The world is a laboratory for a newborn to understand life. As Aryan, our son entered into 7th week, we noticed that he started watching things and there are some moments of quiet where he is taking it all in. We are talking to him and describe things even though he cannot yet understand the words spoken to him. Hence, we considered a baby carrier for him and the proper way to carry him so that he stays more close to my body and his head being just a kiss away, he can listen to my voice easily. Moreover I love the simplicity of baby carrier vs a bulky stroller as its humanly impossible for me to carry a baby in a 17 kg stroller and walk the stairs (yes sadly most London Underground stations do not have lifts) up and down during daily commute in London tube. Also wearing Aryan keeps me hands-free, so I can carry on doing household chores like folding clothes, answer the door bells etc. and even enjoying my cup of tea which was getting cold every single time we made since Aryan came to my world.
What are the benefits of babywearing? Which baby carrier is right for you? Where can you buy one thats not only functional but also bring out the fashionista in you? There are so many options and you may want to try a few with your baby to see which one he/she likes. The main question always is: Do I carry my newborn baby in or out? The answer is: always carry your baby facing in. Here are 7 reasons to not carry your baby facing out:
1. Babies like to nap. When a baby falls asleep on the parent while being carried on your chest, it will have the beneficial opportunity of sleeping with its head gently turned to one side or the other. This will also allow for cuddle time. Leaning against the parent also stimulates a huge amount of neurological integration and development for the baby.
2. You might notice that when you pick up your baby, he will instinctively draw the legs into a squat/straddle position. The best position for your baby’s legs in a carrier are when the knees are up above the developing hips and your baby is in a squatting posture. If you put your little one in an outward-facing-carrier, his legs dangle down. This is not only unsupportive of normal hip development, it may have negative effects.
3. Your back will hurt when you have your baby face out. You will notice that you need to shift your hips in order to balance your little one with dangling legs out. The reason is that you put strain on your spine. In order to stay aligned make sure to turn your baby facing inward.

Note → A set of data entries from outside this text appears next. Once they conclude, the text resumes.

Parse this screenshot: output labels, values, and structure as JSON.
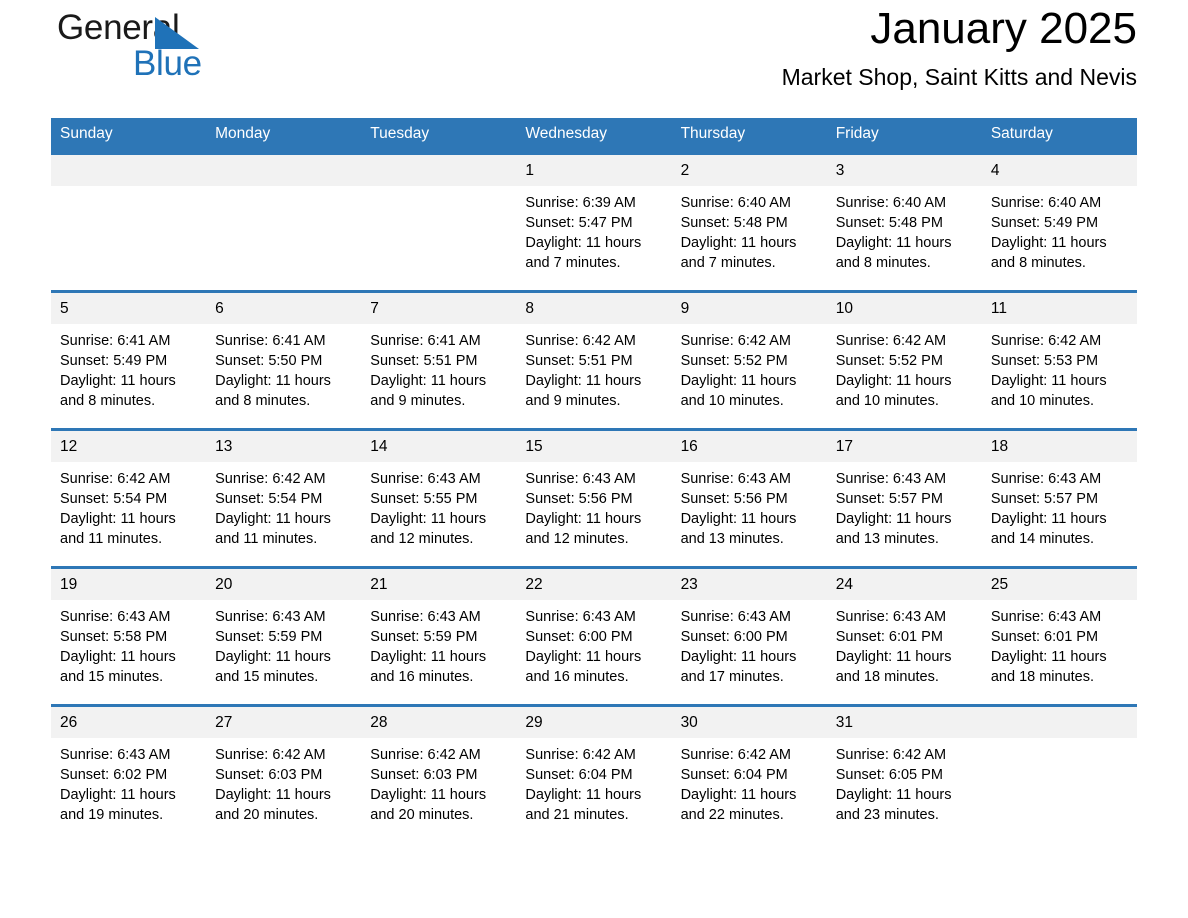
{
  "brand": {
    "word_one": "General",
    "word_two": "Blue",
    "mark": "triangle-logo-icon",
    "accent_color": "#1f72b8"
  },
  "header": {
    "month_title": "January 2025",
    "location_title": "Market Shop, Saint Kitts and Nevis"
  },
  "calendar": {
    "header_color": "#2e77b6",
    "daynum_band_color": "#f2f2f2",
    "weekday_headers": [
      "Sunday",
      "Monday",
      "Tuesday",
      "Wednesday",
      "Thursday",
      "Friday",
      "Saturday"
    ],
    "weeks": [
      [
        {
          "day": "",
          "sunrise": "",
          "sunset": "",
          "daylight": ""
        },
        {
          "day": "",
          "sunrise": "",
          "sunset": "",
          "daylight": ""
        },
        {
          "day": "",
          "sunrise": "",
          "sunset": "",
          "daylight": ""
        },
        {
          "day": "1",
          "sunrise": "Sunrise: 6:39 AM",
          "sunset": "Sunset: 5:47 PM",
          "daylight": "Daylight: 11 hours and 7 minutes."
        },
        {
          "day": "2",
          "sunrise": "Sunrise: 6:40 AM",
          "sunset": "Sunset: 5:48 PM",
          "daylight": "Daylight: 11 hours and 7 minutes."
        },
        {
          "day": "3",
          "sunrise": "Sunrise: 6:40 AM",
          "sunset": "Sunset: 5:48 PM",
          "daylight": "Daylight: 11 hours and 8 minutes."
        },
        {
          "day": "4",
          "sunrise": "Sunrise: 6:40 AM",
          "sunset": "Sunset: 5:49 PM",
          "daylight": "Daylight: 11 hours and 8 minutes."
        }
      ],
      [
        {
          "day": "5",
          "sunrise": "Sunrise: 6:41 AM",
          "sunset": "Sunset: 5:49 PM",
          "daylight": "Daylight: 11 hours and 8 minutes."
        },
        {
          "day": "6",
          "sunrise": "Sunrise: 6:41 AM",
          "sunset": "Sunset: 5:50 PM",
          "daylight": "Daylight: 11 hours and 8 minutes."
        },
        {
          "day": "7",
          "sunrise": "Sunrise: 6:41 AM",
          "sunset": "Sunset: 5:51 PM",
          "daylight": "Daylight: 11 hours and 9 minutes."
        },
        {
          "day": "8",
          "sunrise": "Sunrise: 6:42 AM",
          "sunset": "Sunset: 5:51 PM",
          "daylight": "Daylight: 11 hours and 9 minutes."
        },
        {
          "day": "9",
          "sunrise": "Sunrise: 6:42 AM",
          "sunset": "Sunset: 5:52 PM",
          "daylight": "Daylight: 11 hours and 10 minutes."
        },
        {
          "day": "10",
          "sunrise": "Sunrise: 6:42 AM",
          "sunset": "Sunset: 5:52 PM",
          "daylight": "Daylight: 11 hours and 10 minutes."
        },
        {
          "day": "11",
          "sunrise": "Sunrise: 6:42 AM",
          "sunset": "Sunset: 5:53 PM",
          "daylight": "Daylight: 11 hours and 10 minutes."
        }
      ],
      [
        {
          "day": "12",
          "sunrise": "Sunrise: 6:42 AM",
          "sunset": "Sunset: 5:54 PM",
          "daylight": "Daylight: 11 hours and 11 minutes."
        },
        {
          "day": "13",
          "sunrise": "Sunrise: 6:42 AM",
          "sunset": "Sunset: 5:54 PM",
          "daylight": "Daylight: 11 hours and 11 minutes."
        },
        {
          "day": "14",
          "sunrise": "Sunrise: 6:43 AM",
          "sunset": "Sunset: 5:55 PM",
          "daylight": "Daylight: 11 hours and 12 minutes."
        },
        {
          "day": "15",
          "sunrise": "Sunrise: 6:43 AM",
          "sunset": "Sunset: 5:56 PM",
          "daylight": "Daylight: 11 hours and 12 minutes."
        },
        {
          "day": "16",
          "sunrise": "Sunrise: 6:43 AM",
          "sunset": "Sunset: 5:56 PM",
          "daylight": "Daylight: 11 hours and 13 minutes."
        },
        {
          "day": "17",
          "sunrise": "Sunrise: 6:43 AM",
          "sunset": "Sunset: 5:57 PM",
          "daylight": "Daylight: 11 hours and 13 minutes."
        },
        {
          "day": "18",
          "sunrise": "Sunrise: 6:43 AM",
          "sunset": "Sunset: 5:57 PM",
          "daylight": "Daylight: 11 hours and 14 minutes."
        }
      ],
      [
        {
          "day": "19",
          "sunrise": "Sunrise: 6:43 AM",
          "sunset": "Sunset: 5:58 PM",
          "daylight": "Daylight: 11 hours and 15 minutes."
        },
        {
          "day": "20",
          "sunrise": "Sunrise: 6:43 AM",
          "sunset": "Sunset: 5:59 PM",
          "daylight": "Daylight: 11 hours and 15 minutes."
        },
        {
          "day": "21",
          "sunrise": "Sunrise: 6:43 AM",
          "sunset": "Sunset: 5:59 PM",
          "daylight": "Daylight: 11 hours and 16 minutes."
        },
        {
          "day": "22",
          "sunrise": "Sunrise: 6:43 AM",
          "sunset": "Sunset: 6:00 PM",
          "daylight": "Daylight: 11 hours and 16 minutes."
        },
        {
          "day": "23",
          "sunrise": "Sunrise: 6:43 AM",
          "sunset": "Sunset: 6:00 PM",
          "daylight": "Daylight: 11 hours and 17 minutes."
        },
        {
          "day": "24",
          "sunrise": "Sunrise: 6:43 AM",
          "sunset": "Sunset: 6:01 PM",
          "daylight": "Daylight: 11 hours and 18 minutes."
        },
        {
          "day": "25",
          "sunrise": "Sunrise: 6:43 AM",
          "sunset": "Sunset: 6:01 PM",
          "daylight": "Daylight: 11 hours and 18 minutes."
        }
      ],
      [
        {
          "day": "26",
          "sunrise": "Sunrise: 6:43 AM",
          "sunset": "Sunset: 6:02 PM",
          "daylight": "Daylight: 11 hours and 19 minutes."
        },
        {
          "day": "27",
          "sunrise": "Sunrise: 6:42 AM",
          "sunset": "Sunset: 6:03 PM",
          "daylight": "Daylight: 11 hours and 20 minutes."
        },
        {
          "day": "28",
          "sunrise": "Sunrise: 6:42 AM",
          "sunset": "Sunset: 6:03 PM",
          "daylight": "Daylight: 11 hours and 20 minutes."
        },
        {
          "day": "29",
          "sunrise": "Sunrise: 6:42 AM",
          "sunset": "Sunset: 6:04 PM",
          "daylight": "Daylight: 11 hours and 21 minutes."
        },
        {
          "day": "30",
          "sunrise": "Sunrise: 6:42 AM",
          "sunset": "Sunset: 6:04 PM",
          "daylight": "Daylight: 11 hours and 22 minutes."
        },
        {
          "day": "31",
          "sunrise": "Sunrise: 6:42 AM",
          "sunset": "Sunset: 6:05 PM",
          "daylight": "Daylight: 11 hours and 23 minutes."
        },
        {
          "day": "",
          "sunrise": "",
          "sunset": "",
          "daylight": ""
        }
      ]
    ]
  }
}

4. If your baby faces outward you constantly need to hold your baby’s legs up or the feet. Your baby will grasp your fingers because it’s off-balance in this position and they have nothing to hold on to. At the same time your little one will lean it’s pelvis back (while you shift your hips forward) for balance. This is unhealthy for hip development and adds stress to the spine and nervous system.
5. Your baby wants to bond with you. If your little one faces outward there is no familiar face or “filter”. Your baby won’t feel very safe because he can’t see you. Facing outward deprives babies of their natural, innate need for security and communication.
6. When your baby is facing inward it is easy for your baby to have a quick snack on your breast while you are out and about carrying. This is impossible for an outward-facing carrier.
7. Baby’s spinal curves will get too much pressure when facing outward. A newborn only has one curve in the spine, the second one will develop over the next few years. Right now it’s a “c” curve and during the next few months baby will first develop the curve in the head/neck area when starting to lift its head while lying down or starting to crawl. Next the lower back curve develops when your little one becomes stronger and crawls longer. If you carry your baby outward, the natural “c” curve is forced into a reversed position before it has gone through the normal development.
What baby carrier is right for me?
If you’re not sure which carrier will work best for you, your baby, and your lifestyle, consider joining a baby wearing group to try on a bunch. After an extensive research, I found Babytula and I’m in love with this carrier. They are versatile, easy-to-use and perfect for someone like me who loves to go out, just wear your baby and carry a diaper cum handbag backpack and you are ready to explore the world without depending on car, pushchair or a helping hand. Babytula have a wide range of carriers to choose from. I got their Tula Explore Baby Carrier which will allow me to use it in an ergonomic outward facing position when Aryan will be a little older. This is their best baby carrier option that offers all the features you and baby need: variable width settings for use with newborns to toddlers, adjustable head support, and multiple carry positions including world-facing and back carry. If you know me well, you know that a product’s good quality alone doesn’t satisfy me, it has to look stylish as well. I love the fact that Babytula comes in various different prints and patterns. I picked up the one with star prints so that I get to carry my Star (Aryan) in star print carrier.
There are plenty of cheaper options available in the market, its totally upto you how much you are willing to spend on a baby carrier, some people even buy second hand or get it from a friend or another family member who have had kids before you but I would suggest you check each one of them from this list below before you look at the price tag:
- Is the carrier comfortable for you and baby?
- Does it support babies natural spine and hip development?
- Are you able to get baby into the carrier on your own?
- Can baby nurse in it?
- How long will baby fit in it?
- Can it be used from birth?
- Does it help increase skin-to-skin contact?
A word of caution: If you do buy a used carrier, it’s a good idea to buy from someone you know or to ask for proof of purchase, as you can’t be sure of the quality and safety of a counterfeit.0